Peter Jackson was only 22 when he started shooting Bad Taste. He had no formal training in filmmaking and learned on the job.
The film's final scene was shot in an actual house that was scheduled for demolition. The crew got permission to blow it up for the movie.
In the final scene, when the alien flips off the camera, the bird-flipping finger was actually Peter Jackson's. The actor in the suit could not do it with his costume on, so Jackson stepped in to do the honours.
Impact and Legacy
Bad Taste has left an indelible mark on the landscape of independent cinema. Despite its small budget and unconventional storyline, it has garnered a cult following and paved the way for future filmmakers to explore the blending of horror and comedy genres. The film's success also solidified Peter Jackson's standing in the film industry, setting the stage for his subsequent acclaimed ventures such as the "Lord of the Rings" trilogy and "King Kong". The film's innovative use of practical effects and improvisation under budget constraints has served as an inspiration for many independent filmmakers, demonstrating the power of creativity and determination in overcoming obstacles.

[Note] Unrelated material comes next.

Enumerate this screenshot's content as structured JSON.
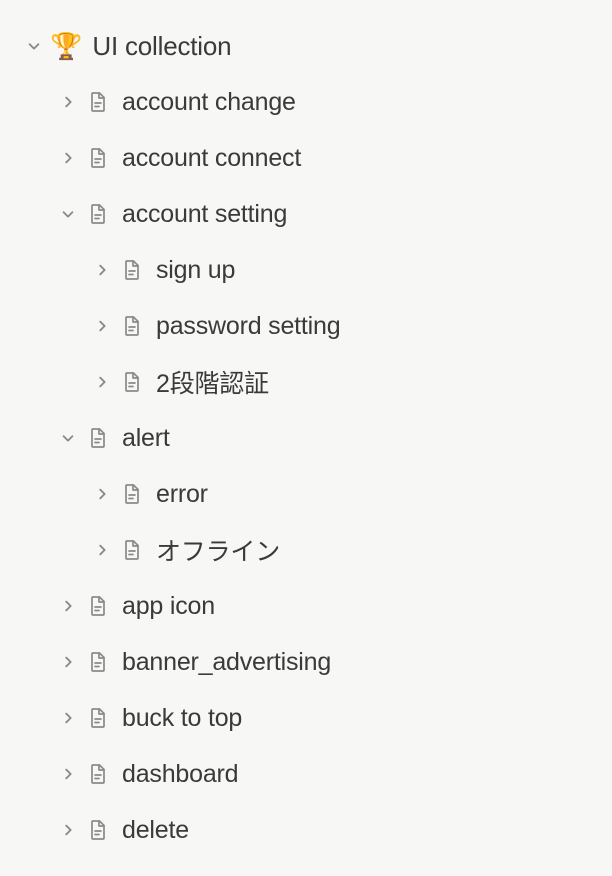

Moreover, Bad Taste has also shaped pop culture references, with its unique blend of gore, humour, and sci-fi elements, leaving a lasting impact on the viewer's psyche. As such, the film's legacy continues to live on, influencing the works of numerous filmmakers and captivating generations of cinema enthusiasts worldwide.
Review by 80s Stuff: 6/10
Despite the accolades Bad Taste has received, 80s Stuff awarded the film a modest score of 6 out of 10. This rating reflects the film's status as a cult classic, acknowledging its innovative blend of horror and comedy, and the unique ways in which it challenged the conventions of mainstream cinema. However, the score also takes into account the aspects of the film that were less favourably received.
For instance, the gratuitous gore and violence that punctuate the film were viewed by some as excessive, overshadowing the comedic elements and making the film a difficult watch for those with a more sensitive disposition. Furthermore, the lack of professional actors and a coherent plotline left some viewers feeling disoriented and disconnected from the narrative. These factors, coupled with the film's unapologetic deviation from traditional filmmaking norms, ultimately led to its slightly above average rating by 80s Stuff. Despite these criticisms, it's important to remember that Bad Taste remains a significant piece of cinema history, and its influence on the world of independent filmmaking cannot be understated.